Candlestick patterns are a cornerstone of technical analysis, offering traders valuable insights into price movements and market sentiment. These visual representations of price data have been used for centuries, originating from Japan and later adopted by traders worldwide. In this article, we’ll delve into the fascinating world of candlestick patterns, exploring their origins, significance, and common patterns that traders use to make informed decisions.
The Origins of Candlestick Patterns
The origins of candlestick patterns can be traced back to Japan in the 18th century when they were initially used to analyze rice futures trading. Munehisa Homma, a Japanese rice trader, is often credited with pioneering the use of candlestick charts. His insights into market psychology and price analysis laid the foundation for modern candlestick patterns.
These candlestick charts were introduced to the Western world in the 20th century, thanks to the efforts of Charles Dow, the co-founder of Dow Jones & Company, and Steve Nison, who wrote extensively on the topic in his book, “Japanese Candlestick Charting Techniques.” Since then, candlestick patterns have become a widely used tool in technical analysis across various financial markets.
The Significance of Candlestick Patterns in Trading
They offer several advantages to traders:
- Visualization of Price Movements: Candlestick charts provide a clear and intuitive way to visualize price movements. Each candlestick represents a specific time period, commonly a day, and displays the open, high, low, and closing prices.
- Market Sentiment: Candlestick patterns provide insights into market sentiment. They reveal whether buyers (bulls) or sellers (bears) dominate the market during a given time frame.
- Pattern Recognition: Traders use candlestick patterns to identify potential reversals, continuations, or indecision points in the market. Recognizing these patterns can lead to more informed trading decisions.
- Confirmation Tool: Candlestick patterns are often used in conjunction with other technical indicators to confirm signals.
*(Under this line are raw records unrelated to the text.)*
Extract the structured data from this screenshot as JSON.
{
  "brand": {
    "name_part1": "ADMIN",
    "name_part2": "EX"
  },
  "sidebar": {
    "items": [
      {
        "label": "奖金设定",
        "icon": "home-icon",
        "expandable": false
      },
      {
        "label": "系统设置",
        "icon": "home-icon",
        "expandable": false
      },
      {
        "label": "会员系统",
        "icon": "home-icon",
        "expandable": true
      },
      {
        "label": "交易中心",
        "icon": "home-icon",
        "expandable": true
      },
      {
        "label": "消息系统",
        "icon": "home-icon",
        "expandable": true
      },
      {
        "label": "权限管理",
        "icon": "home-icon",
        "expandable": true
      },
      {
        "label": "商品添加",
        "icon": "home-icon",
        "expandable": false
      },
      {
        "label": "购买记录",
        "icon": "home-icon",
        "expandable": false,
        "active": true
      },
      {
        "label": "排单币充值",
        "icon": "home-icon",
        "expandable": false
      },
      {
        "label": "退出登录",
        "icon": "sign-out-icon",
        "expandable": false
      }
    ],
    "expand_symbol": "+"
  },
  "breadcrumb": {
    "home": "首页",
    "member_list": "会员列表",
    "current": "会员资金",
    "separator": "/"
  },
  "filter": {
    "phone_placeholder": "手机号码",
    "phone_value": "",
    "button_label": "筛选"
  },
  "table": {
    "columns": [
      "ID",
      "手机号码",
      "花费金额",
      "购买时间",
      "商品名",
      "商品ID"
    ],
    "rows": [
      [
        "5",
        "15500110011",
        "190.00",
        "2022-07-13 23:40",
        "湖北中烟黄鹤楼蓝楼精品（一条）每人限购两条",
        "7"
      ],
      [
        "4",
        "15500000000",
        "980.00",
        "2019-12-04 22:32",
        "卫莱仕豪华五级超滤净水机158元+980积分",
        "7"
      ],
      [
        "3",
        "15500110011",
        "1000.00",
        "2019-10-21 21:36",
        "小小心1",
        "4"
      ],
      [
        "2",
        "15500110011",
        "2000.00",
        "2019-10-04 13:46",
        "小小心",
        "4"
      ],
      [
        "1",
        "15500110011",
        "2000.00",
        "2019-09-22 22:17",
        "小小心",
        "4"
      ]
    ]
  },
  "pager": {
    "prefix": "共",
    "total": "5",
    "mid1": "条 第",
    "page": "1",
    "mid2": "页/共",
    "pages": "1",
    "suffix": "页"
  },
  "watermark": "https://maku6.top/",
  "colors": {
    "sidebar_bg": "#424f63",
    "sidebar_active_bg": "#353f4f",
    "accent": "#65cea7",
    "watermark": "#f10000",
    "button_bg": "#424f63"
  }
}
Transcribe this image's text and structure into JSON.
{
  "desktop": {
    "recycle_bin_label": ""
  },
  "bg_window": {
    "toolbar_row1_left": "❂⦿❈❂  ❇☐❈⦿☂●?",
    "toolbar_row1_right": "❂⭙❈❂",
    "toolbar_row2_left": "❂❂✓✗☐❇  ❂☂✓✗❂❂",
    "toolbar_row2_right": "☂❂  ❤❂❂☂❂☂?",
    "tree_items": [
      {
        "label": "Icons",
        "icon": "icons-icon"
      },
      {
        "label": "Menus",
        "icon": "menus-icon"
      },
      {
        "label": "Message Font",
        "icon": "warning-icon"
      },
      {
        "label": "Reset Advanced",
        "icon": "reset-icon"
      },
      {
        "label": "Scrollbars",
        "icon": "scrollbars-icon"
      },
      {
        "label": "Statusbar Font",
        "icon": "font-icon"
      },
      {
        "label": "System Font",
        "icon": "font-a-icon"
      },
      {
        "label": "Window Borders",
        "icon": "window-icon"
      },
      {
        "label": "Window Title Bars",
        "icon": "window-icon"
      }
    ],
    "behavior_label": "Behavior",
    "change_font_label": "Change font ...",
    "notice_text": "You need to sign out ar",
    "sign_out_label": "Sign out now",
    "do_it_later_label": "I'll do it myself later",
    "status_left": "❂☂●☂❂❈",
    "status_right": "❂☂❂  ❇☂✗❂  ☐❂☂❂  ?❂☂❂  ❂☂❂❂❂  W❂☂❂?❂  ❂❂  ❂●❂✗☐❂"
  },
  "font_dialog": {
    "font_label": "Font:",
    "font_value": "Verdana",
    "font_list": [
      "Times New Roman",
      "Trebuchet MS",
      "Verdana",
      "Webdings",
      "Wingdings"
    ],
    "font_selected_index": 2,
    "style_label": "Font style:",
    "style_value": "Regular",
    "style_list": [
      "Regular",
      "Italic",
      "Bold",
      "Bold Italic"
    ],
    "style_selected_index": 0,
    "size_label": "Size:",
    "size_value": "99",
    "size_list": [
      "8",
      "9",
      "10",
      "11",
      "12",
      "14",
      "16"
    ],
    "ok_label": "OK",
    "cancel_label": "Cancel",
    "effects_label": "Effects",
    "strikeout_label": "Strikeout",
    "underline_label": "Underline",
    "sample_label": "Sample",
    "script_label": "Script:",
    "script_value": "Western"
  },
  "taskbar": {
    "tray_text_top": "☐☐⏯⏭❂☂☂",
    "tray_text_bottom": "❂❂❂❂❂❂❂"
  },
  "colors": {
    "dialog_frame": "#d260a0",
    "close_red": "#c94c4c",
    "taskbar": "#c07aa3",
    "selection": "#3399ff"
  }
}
When multiple indicators align, it can increase a trader’s confidence in a particular trade.
Common Candlestick Patterns
- Doji: A doji has a small body, indicating that the open and close prices are nearly equal. It signifies market indecision and can signal a potential reversal.
- Hammer: A hammer features a small body near the top of the candlestick and a long lower shadow. It suggests a potential reversal from a downtrend to an uptrend.
- Engulfing Patterns: The bullish engulfing pattern occurs when a small bearish candlestick is followed by a larger bullish one, indicating a potential upward reversal. The bearish engulfing pattern is the opposite, signaling a potential downtrend reversal.
- Morning Star and Evening Star: The morning star is a three-candle pattern that forms after a downtrend and suggests a bullish reversal. The evening star, the opposite pattern, appears after an uptrend and signifies a bearish reversal.
- Hanging Man: A hanging man resembles a hammer but appears during an uptrend. It can indicate a potential reversal to the downside.
- Shooting Star: A shooting star has a small body near the low of the candlestick and a long upper shadow. It often appears at the end of an uptrend and signals a potential reversal.
Candlestick patterns are a powerful tool for traders seeking to understand price movements and market sentiment. Their origins in Japanese rice trading and subsequent adoption by the global trading community highlight their enduring significance. By mastering common candlestick patterns and incorporating them into a comprehensive trading strategy, traders can enhance their ability to make well-informed decisions and navigate the complexities of financial markets with greater confidence.